Kueber said in an interview that he sat on the project and didn’t do anything with it after he became involved with Tiger Oak, the company that publishes Seattle Business and Seattle Magazine, two glossy monthlies.
Kueber says that in 2011 his elder brother Philip suggested he sell it to a friend of his, Kenneth Carter.
He sold it for a nominal $600 plus a $6,000 consulting fee, Kueber said, and “I didn’t think anything of it since then.”
But Kueber’s name is on the documents of incorporation, and it’s in the securities filings made by Cynk when it went public with a stock offering in 2012.
So last week when Cynk’s valuation started soaring and captured the attention of the global-financial media, Kueber’s phone started ringing.

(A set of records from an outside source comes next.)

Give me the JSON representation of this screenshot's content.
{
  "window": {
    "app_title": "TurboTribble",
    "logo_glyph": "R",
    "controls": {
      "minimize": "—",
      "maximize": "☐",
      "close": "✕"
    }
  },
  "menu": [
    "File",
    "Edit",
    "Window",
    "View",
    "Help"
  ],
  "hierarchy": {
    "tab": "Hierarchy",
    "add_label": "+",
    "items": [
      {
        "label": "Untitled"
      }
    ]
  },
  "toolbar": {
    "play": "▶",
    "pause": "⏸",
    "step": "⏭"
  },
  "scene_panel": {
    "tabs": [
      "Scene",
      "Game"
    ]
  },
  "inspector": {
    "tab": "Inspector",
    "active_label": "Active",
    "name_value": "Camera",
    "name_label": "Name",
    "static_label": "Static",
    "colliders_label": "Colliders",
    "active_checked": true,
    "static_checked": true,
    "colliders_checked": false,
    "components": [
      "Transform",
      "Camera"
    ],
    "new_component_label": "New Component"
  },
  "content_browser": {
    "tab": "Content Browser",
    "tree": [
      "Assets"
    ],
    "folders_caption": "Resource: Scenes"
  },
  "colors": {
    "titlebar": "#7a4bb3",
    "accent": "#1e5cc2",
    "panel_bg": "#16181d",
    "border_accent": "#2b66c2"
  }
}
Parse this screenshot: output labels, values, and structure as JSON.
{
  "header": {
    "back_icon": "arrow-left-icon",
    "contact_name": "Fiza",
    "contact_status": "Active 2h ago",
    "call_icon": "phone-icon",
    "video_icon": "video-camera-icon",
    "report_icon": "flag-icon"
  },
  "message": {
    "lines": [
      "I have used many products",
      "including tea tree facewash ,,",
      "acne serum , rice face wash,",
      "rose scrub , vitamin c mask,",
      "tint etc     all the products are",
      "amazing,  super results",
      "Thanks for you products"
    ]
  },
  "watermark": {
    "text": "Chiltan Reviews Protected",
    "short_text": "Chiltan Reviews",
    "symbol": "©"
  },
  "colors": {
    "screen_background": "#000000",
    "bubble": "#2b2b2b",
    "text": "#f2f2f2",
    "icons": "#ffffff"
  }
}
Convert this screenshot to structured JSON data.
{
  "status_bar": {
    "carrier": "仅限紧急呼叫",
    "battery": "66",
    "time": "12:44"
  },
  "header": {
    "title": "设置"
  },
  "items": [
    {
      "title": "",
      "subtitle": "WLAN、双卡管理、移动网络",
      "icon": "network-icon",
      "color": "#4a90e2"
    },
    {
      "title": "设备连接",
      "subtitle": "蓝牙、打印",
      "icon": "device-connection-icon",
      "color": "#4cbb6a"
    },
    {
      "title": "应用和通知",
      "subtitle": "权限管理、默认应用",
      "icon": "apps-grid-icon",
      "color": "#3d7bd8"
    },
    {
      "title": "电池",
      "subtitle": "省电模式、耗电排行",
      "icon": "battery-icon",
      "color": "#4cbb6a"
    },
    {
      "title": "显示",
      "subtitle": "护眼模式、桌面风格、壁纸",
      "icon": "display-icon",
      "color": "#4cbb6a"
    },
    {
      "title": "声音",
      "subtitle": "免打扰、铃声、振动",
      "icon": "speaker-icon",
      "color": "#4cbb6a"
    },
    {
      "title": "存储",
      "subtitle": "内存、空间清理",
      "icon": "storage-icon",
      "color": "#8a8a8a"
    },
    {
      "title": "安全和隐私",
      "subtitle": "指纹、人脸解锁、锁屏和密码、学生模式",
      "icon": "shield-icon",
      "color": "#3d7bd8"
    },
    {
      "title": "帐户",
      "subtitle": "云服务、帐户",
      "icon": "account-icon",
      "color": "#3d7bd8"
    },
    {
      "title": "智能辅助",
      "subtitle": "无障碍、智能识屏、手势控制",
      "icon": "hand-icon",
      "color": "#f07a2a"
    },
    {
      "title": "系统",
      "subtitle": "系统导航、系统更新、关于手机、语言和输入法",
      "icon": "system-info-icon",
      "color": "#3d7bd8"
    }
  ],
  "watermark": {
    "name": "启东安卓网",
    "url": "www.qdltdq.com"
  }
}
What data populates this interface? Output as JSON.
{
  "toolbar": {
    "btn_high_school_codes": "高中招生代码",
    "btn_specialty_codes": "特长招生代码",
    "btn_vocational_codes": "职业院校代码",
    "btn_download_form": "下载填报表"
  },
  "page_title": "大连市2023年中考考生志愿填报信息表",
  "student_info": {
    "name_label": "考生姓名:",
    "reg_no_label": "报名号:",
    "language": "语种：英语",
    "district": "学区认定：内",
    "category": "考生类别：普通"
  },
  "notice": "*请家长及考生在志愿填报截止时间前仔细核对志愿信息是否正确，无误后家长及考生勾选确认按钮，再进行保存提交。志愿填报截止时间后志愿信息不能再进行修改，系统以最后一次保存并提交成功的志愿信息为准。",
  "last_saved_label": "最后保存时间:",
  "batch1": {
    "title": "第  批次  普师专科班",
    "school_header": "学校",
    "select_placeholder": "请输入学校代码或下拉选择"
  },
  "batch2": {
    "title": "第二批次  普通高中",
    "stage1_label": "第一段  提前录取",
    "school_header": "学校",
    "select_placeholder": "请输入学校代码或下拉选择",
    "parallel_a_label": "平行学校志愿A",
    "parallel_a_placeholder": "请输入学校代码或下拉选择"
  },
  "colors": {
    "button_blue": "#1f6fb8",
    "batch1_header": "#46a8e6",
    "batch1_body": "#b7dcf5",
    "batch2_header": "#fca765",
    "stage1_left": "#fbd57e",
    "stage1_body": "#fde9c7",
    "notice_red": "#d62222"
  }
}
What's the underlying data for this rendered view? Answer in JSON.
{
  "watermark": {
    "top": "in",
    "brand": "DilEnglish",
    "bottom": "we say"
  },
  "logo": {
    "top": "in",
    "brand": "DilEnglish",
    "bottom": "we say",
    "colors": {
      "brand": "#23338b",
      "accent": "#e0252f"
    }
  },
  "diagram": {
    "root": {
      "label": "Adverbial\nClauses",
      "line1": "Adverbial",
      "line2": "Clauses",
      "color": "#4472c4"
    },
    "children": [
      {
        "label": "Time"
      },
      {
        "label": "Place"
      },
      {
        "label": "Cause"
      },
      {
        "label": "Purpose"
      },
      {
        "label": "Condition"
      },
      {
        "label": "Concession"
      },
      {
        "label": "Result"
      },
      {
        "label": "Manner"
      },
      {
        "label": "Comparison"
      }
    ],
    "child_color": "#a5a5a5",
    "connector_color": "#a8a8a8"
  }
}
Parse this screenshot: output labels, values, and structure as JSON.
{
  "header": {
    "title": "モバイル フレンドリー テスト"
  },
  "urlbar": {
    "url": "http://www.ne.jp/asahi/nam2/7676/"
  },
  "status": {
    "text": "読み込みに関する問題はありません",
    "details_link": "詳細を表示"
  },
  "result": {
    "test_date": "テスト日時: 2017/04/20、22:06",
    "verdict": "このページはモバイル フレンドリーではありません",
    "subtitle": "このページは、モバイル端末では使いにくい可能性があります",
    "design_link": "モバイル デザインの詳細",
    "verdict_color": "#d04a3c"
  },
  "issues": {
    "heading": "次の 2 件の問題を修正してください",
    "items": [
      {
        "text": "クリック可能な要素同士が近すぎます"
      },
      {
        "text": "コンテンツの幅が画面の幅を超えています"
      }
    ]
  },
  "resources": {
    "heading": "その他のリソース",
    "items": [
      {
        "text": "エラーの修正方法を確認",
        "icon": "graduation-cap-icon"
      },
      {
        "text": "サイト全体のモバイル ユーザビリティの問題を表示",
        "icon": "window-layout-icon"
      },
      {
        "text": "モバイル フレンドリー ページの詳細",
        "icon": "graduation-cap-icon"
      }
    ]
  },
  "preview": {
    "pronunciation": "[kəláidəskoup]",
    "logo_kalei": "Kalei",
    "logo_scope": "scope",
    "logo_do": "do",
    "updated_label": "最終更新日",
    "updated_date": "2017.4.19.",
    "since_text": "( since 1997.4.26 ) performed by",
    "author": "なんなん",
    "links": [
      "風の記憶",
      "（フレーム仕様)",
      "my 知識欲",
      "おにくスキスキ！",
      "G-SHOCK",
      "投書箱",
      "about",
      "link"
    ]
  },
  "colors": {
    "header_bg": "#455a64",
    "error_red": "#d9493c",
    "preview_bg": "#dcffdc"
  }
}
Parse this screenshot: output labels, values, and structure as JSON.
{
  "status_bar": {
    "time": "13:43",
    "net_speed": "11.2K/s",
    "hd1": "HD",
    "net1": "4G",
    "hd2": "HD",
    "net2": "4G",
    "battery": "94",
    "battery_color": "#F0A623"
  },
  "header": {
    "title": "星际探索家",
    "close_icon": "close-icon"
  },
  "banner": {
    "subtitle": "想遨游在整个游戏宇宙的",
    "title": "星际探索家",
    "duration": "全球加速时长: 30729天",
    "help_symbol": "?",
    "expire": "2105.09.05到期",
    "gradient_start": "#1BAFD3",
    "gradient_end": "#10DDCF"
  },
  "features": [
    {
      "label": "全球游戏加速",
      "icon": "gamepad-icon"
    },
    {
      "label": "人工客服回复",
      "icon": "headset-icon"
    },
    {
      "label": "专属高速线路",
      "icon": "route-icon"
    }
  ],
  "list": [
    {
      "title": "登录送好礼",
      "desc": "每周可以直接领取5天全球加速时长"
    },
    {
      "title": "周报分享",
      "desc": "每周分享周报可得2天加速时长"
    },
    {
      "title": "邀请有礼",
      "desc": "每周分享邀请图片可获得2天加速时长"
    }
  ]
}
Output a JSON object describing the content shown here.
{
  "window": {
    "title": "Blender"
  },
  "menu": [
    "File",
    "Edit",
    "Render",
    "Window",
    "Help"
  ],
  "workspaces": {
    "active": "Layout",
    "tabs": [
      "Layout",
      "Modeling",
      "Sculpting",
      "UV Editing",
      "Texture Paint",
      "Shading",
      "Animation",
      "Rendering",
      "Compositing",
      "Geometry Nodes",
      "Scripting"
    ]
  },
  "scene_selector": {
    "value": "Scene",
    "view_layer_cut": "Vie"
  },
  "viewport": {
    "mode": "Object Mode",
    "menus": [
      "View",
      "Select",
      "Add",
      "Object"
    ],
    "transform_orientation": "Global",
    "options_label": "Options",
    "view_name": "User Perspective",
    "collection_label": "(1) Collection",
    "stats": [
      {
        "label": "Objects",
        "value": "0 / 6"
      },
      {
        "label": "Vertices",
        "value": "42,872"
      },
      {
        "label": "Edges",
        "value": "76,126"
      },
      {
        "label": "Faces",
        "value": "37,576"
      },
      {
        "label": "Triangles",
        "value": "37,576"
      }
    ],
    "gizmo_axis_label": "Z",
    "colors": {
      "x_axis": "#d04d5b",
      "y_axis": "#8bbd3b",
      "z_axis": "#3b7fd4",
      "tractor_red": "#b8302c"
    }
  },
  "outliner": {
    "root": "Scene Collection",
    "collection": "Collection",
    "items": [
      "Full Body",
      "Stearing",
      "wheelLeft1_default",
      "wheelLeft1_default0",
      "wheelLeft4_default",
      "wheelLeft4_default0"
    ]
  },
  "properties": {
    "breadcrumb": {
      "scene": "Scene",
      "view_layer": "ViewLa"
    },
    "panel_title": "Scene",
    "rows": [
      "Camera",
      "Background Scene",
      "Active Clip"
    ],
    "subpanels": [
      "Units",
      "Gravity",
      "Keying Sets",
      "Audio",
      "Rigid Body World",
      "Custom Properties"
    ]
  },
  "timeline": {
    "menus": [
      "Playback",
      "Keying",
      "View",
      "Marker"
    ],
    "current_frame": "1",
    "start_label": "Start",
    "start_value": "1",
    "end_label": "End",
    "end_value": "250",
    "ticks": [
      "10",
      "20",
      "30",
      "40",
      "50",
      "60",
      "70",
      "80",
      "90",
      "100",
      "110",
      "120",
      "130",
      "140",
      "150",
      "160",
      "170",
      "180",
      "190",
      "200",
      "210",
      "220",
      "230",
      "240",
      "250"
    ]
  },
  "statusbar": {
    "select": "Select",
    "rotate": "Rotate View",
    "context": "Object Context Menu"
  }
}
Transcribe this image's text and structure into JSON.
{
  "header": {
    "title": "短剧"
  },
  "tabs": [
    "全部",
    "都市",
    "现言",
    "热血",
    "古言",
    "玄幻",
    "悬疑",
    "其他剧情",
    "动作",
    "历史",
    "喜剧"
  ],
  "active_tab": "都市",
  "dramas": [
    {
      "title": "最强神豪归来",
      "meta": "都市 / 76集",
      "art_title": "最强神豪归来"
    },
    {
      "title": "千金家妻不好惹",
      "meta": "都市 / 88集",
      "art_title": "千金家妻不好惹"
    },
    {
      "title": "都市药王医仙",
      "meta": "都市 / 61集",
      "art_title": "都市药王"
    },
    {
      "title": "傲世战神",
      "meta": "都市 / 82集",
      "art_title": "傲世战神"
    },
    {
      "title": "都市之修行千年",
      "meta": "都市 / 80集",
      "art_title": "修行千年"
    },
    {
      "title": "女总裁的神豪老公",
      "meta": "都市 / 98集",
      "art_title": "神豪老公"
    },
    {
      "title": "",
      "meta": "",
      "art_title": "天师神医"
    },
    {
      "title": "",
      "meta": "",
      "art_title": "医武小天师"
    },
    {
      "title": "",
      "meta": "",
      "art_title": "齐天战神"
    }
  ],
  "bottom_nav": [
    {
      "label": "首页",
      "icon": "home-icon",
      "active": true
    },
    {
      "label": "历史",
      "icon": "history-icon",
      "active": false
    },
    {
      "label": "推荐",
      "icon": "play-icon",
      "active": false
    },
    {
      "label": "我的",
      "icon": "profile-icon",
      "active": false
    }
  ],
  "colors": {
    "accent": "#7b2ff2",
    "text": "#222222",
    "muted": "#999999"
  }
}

Kueber said he got the first call Thursday night — from BuzzFeed, a popular news website, as he was walking his kids out of the house. It came as a surprise.
He added that he regrets “having any connection with this, especially since I have reaped next to no benefit.”
According to his LinkedIn profile, Kueber has launched and sold several small technology or media companies, including a publishing firm that he sold to Tiger Oak, his current employer. The Seattle Business website credits him with moving “quickly to put the magazine on solid ground.”
The key twist in the story is Kueber’s 53-year-old brother, Philip, a Vancouver, B.C.-area businessman who has long been in the rakish world of penny stocks — speculative shares in so-called “development stage” firms in fields such as mining, technology and biotechnology.
They’re called penny stocks because they generally trade for next to nothing in over-the-counter markets, away from regulated stock exchanges.
Sometimes legitimate entrepreneurs resort to the over-the-counter markets to finance their fledgling ventures. But at other times the lack of oversight in these markets is used by unscrupulous promoters to lure naive investors into buying shares of what turns out to be a worthless company. The Vancouver area historically has been a hub for these unsavory ventures — as has Washington state.
The elder Kueber has been involved in penny stocks such as Pepper Rock Resources, which saw brief spikes in the price of its shares in 2010 and 2011 but now sees them listed for a fraction of a penny.
In a securities filing Phil Kueber is described as a 1983 graduate of the University of British Columbia who is a screen writer in addition to being an investor and manager.
John Kueber said that he hasn’t seen his older brother in more than a year, and that they have talked only once since the incident blew up, when he called Phil to find out what was going on. “It was not much of a conversation,” he said.
Kueber said he doesn’t know any of the players involved in the story, “nor do I really understand what their connection is, if any,” to his brother.
“We’re family; it’s a very awkward position,” Kueber said, adding that he’s familiar with what’s on the Internet about his elder brother’s dealings in penny-stock ventures.
“You don’t tell your brother what to do. He’s his own person, I’m my own,” Kueber said. “If there’s one thing I regret is, when I decided I didn’t want to do this idea, I wish I had just put this away” instead of following his brother’s advice.
“Everything I have done has been with an eye to this community and living in this community for a long time.”
In an email, Phil Kueber confirmed his younger brother’s account about the sale of the company, and agreed that John hasn’t had any involvement with the company since that time.
The elder Kueber said that he has “had very limited involvement with company operations since then, except to consult from time to time.”
He didn’t comment on questions about the SEC’s concerns or its order to halt the trading of Cynk.
As for Carter, his friend the buyer, Kueber said he “was the logical successor as president due to his connections in the entertainment industry.”
Carter, who appears to run an Internet marketing company, didn’t return a request for comment. He’s also not in charge anymore: Last year he was replaced by Marlon Luis Sanchez, who filings say took part in a medical-services company in Southern California. Sanchez, in turn, earlier this year gave his seat to Javier Romero, an alleged fisheries officer from Belize.
Seattle Times news researcher Miyoko Wolf contributed to this report. Ángel González: 206-464-2250 or email@example.com.